Mary met and fell in love with a French sculptor, François Tonetti. They married in 1900. They lived in New York, where they also kept their sculpting studio, but still summered at Cliffside. It was around this same time that Mary designed her “Italian Gardens” at the Cascade. It was in part to protect the property from a proposed railroad (never built), as well as from the new Palisades Commission, which, the family feared, might take the property from them if it was not in use. She was assisted by prominent architect Charles McKim; their design echoed Mary’s teenage memories of the monastery on the Amalfi Coast. Along the riverbank they sited a pergola, its white pillars supporting a grape arbor.
For the next decade and more, Mary and François entertained lavishly at their gardens at the Cascade. Their friends, many of them prominent artists, architects, and the like, came by train from the city to Dobbs Ferry; across on the little motor launch that still plied the route of the Colonial-era ferry; and then down a woodland path to the beautiful waterfall with its Old World-style pools and arches. Fountains bubbled out of lion heads in walls beneath the pools. They held illuminations and feasts, serving exotic new foods (new to Americans, anyway), crazy things like “spaghetti.”
While Mary turned most of her attention to their young family, she continued to assist François in his work, which included a number of prominent commissions. He returned to France to serve during the First World War; he came back to the United States after the war, but his health was ruined, and he died in 1920. Mary continued to raise their five children, eventually moving to Snedens year-round.
In her later years, she took pleasure in cheaply renting cottages the family owned at Snedens to promising young artists who caught her eye. She died in 1945.
Despite a fence around it, people still found their way onto the property by the Cascade. Vandals took their toll.
In 1979, Anne T. Gugler and other members of the Tonetti family donated the Cascade property to the Palisades Interstate Park Commission. The next year a trail was built from the top of the cliffs to the bottom area by Summer Youth Work Program employees. Through private funding, the Commission was able to hire two seasonal employees to patrol and maintain the area for summer use. In 1981, steps for the trail were built. Approximately 7,000 persons visited the site in 1982.

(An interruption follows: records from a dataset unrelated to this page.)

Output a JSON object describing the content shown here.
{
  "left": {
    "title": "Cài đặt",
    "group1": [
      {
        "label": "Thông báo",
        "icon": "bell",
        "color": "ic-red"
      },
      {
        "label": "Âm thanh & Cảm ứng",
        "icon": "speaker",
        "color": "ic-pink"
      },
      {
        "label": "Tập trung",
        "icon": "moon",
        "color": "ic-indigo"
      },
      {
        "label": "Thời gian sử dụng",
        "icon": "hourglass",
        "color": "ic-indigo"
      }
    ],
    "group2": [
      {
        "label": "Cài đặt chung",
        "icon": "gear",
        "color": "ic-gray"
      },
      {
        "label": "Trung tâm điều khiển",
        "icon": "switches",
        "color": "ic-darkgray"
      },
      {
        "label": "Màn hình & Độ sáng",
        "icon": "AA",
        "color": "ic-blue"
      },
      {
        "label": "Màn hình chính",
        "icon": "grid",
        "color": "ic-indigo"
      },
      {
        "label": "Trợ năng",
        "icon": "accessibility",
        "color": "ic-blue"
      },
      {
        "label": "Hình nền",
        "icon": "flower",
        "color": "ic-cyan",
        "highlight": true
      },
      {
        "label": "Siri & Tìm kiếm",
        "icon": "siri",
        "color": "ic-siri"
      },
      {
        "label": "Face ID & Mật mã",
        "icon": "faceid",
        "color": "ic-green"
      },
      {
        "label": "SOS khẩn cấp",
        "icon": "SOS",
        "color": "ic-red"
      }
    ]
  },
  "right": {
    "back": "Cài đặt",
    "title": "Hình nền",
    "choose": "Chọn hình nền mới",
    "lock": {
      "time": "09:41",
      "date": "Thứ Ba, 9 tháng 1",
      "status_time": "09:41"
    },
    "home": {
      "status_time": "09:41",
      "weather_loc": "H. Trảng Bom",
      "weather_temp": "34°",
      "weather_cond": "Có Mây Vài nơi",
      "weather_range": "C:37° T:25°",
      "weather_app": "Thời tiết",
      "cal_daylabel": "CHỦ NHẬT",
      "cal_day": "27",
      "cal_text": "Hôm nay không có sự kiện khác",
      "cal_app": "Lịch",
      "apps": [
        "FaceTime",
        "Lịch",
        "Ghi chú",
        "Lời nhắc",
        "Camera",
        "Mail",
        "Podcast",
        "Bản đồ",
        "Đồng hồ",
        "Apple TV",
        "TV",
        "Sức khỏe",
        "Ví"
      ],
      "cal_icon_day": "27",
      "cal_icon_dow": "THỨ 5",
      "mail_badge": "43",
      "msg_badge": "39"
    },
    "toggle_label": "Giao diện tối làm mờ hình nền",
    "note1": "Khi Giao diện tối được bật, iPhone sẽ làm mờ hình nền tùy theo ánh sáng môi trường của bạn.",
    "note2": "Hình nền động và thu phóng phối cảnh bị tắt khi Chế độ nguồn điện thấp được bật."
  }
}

Time continued to take its toll on the property, however; Hurricane Sandy toppled the last of the pergola’s pillars. But “the Cascade” remains a hauntingly beautiful site, worth even the hike back up all those railroad tie stairs.